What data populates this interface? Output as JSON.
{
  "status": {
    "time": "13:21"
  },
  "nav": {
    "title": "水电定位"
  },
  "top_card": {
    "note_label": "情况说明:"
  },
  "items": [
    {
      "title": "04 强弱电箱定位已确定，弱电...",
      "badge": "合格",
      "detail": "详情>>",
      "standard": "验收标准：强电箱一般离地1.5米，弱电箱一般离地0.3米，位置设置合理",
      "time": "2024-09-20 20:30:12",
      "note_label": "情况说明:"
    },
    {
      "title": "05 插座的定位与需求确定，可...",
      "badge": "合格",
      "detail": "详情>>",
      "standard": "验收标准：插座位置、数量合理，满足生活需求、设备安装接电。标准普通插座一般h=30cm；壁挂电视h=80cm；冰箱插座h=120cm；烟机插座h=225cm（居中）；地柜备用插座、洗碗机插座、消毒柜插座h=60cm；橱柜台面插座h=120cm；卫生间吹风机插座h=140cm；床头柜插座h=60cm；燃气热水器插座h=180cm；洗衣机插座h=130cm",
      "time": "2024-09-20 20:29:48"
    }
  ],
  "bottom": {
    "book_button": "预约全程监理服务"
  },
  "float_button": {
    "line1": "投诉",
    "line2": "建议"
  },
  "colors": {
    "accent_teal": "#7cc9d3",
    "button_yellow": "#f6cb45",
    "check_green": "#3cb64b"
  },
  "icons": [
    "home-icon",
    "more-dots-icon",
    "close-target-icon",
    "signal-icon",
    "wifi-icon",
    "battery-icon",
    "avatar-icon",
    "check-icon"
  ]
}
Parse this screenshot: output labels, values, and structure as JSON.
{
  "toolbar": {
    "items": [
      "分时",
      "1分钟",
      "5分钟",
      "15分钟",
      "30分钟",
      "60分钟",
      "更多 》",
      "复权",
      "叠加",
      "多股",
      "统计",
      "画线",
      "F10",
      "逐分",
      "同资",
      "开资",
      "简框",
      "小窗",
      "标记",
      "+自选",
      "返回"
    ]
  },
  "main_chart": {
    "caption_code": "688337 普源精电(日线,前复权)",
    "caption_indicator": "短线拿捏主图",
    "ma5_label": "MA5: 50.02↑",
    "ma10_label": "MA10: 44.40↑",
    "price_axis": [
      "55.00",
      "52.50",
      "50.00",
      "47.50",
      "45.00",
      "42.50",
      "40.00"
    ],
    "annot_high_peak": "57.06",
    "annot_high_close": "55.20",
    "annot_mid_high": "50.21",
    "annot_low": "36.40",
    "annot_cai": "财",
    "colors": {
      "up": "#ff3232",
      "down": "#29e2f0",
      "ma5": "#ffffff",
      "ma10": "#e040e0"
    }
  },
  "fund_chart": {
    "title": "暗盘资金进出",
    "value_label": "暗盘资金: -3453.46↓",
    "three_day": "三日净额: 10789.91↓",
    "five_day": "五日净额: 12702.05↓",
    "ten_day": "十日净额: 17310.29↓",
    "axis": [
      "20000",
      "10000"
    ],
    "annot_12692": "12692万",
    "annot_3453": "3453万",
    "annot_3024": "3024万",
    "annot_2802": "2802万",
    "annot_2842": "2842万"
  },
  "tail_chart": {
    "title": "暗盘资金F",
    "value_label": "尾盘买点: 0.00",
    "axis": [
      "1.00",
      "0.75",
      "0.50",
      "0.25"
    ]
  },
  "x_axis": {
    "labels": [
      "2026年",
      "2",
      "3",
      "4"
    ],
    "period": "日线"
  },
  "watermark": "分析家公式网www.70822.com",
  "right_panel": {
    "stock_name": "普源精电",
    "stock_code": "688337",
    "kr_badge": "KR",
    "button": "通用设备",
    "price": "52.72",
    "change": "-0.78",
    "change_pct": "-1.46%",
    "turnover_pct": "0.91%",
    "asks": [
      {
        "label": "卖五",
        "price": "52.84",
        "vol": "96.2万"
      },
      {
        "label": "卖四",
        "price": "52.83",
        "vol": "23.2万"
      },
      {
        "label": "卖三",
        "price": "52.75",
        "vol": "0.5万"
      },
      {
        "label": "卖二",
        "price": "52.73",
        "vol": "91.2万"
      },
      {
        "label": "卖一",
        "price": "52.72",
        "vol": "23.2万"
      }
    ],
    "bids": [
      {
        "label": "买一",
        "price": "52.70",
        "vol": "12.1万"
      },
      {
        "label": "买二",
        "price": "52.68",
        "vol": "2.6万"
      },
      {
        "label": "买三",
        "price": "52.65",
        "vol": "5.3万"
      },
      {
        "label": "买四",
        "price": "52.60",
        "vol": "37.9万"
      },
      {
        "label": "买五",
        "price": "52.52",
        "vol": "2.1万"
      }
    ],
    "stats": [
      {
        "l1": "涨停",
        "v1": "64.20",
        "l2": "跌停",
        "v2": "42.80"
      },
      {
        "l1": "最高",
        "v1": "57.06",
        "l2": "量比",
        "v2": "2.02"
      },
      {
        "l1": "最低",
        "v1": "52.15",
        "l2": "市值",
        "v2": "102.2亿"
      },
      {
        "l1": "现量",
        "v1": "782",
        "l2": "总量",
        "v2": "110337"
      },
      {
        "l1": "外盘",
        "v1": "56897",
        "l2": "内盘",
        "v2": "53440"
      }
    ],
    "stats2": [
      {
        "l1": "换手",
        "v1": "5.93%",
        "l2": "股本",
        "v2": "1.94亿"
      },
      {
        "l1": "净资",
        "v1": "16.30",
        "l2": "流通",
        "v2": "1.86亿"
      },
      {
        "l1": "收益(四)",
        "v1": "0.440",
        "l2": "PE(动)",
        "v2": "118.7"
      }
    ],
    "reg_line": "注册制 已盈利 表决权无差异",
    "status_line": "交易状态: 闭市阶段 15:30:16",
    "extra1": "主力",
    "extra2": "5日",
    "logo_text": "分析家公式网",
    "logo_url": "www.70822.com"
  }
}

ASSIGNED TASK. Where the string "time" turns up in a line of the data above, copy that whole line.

SOLUTION FOR THIS PROBLEM.
    "time": "13:21"
      "time": "2024-09-20 20:30:12",
      "time": "2024-09-20 20:29:48"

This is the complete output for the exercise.